After a brief, tearful goodbye with my family on move-in day, I ventured to the quad with the other first-years to attend a fun welcome event.
There, I bonded with some new friends over popsicles, cornhole and spikeball. We formed a group chat so we could make plans together in the future, and promised to hang out later that night.
The unforgettable memories we'd share together over the next four years would inspire the stories I plan to tell my future kids when they ask me: “Mom, what was college like?”
I’ll recount fond memories of our weekly horror movie marathons, the times we rushed Franklin Street after a UNC basketball victory against Duke and our late-night runs to Time Out.
Of course, my first-year experience did not live up to these campy expectations. I soon realized that my preconceived notions about college were rather unrealistic. Within just a few weeks, the idealism that I brought to college during move-in day vanished.
Lonely. If I could encapsulate my freshman year into one word, that would be it.
At the risk of oversharing, I didn’t hit the friendship jackpot until relatively late in the year. As the semester progressed, friend groups solidified. I found it increasingly difficult to bond with anyone. I quickly became tired of putting myself out there, only to receive flaky, disinterested responses when I asked if someone wanted to hang out.
I realize now that I shouldn’t have beaten myself over my struggle to find “my people,” as my experience wasn't unique. A study by Psychology Today found that 64 percent of surveyed college students have reported feeling extremely lonely in the last year. Many attribute it to “unmet social expectations.”

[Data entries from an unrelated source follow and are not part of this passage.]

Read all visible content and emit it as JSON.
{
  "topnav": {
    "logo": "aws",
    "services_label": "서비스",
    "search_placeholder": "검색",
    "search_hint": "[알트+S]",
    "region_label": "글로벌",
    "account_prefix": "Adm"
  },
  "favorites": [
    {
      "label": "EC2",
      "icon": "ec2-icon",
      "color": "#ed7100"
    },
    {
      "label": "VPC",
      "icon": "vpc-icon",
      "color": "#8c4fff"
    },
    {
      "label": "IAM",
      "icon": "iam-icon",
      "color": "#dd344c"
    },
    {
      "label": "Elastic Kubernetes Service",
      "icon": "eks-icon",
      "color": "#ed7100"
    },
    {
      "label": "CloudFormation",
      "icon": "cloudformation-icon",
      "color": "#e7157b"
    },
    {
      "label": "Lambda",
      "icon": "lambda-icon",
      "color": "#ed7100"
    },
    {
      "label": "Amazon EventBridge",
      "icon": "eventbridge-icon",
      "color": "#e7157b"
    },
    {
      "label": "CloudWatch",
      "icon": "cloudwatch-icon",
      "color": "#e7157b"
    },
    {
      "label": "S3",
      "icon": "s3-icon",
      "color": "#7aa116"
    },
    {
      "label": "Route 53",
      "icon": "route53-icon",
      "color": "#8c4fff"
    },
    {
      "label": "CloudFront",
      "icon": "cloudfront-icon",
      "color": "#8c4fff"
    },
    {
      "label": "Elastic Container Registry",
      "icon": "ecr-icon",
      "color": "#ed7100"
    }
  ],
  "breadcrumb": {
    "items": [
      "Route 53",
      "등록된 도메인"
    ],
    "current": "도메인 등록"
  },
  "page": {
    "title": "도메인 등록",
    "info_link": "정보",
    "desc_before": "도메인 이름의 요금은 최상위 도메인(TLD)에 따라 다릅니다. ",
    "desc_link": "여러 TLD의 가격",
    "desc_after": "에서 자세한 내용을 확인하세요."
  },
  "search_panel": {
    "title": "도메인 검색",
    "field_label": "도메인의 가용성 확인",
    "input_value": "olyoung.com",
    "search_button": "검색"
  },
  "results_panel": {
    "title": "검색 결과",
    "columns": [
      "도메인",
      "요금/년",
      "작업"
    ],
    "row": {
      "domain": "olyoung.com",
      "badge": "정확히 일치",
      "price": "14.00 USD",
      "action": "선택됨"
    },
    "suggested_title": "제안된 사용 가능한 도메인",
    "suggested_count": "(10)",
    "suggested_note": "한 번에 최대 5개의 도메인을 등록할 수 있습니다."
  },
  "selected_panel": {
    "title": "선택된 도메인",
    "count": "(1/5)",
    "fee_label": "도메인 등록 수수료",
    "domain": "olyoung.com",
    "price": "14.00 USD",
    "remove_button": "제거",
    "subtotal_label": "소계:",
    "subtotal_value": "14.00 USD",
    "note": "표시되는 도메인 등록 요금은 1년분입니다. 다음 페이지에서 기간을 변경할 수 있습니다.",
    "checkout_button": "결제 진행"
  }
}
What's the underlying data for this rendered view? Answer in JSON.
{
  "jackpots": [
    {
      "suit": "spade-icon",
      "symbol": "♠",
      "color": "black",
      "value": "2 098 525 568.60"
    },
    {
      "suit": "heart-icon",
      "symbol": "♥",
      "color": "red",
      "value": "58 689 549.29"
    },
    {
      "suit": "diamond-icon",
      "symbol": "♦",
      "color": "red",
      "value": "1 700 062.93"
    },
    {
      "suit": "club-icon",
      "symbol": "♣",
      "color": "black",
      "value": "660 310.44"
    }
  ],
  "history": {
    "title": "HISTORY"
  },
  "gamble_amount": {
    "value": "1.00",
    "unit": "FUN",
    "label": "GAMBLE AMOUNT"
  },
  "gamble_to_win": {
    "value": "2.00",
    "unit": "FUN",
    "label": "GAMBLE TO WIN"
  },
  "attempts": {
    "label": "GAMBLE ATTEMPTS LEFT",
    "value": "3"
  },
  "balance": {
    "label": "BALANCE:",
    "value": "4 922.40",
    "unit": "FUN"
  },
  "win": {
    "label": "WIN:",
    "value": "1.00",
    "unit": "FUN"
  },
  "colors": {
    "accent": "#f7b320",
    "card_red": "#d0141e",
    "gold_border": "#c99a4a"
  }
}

College, however, was isolating in ways that superseded my social life. At UNC, everyone seemingly knew exactly what they wanted to pursue career-wise and had the exemplary grades they needed to do it post-graduation.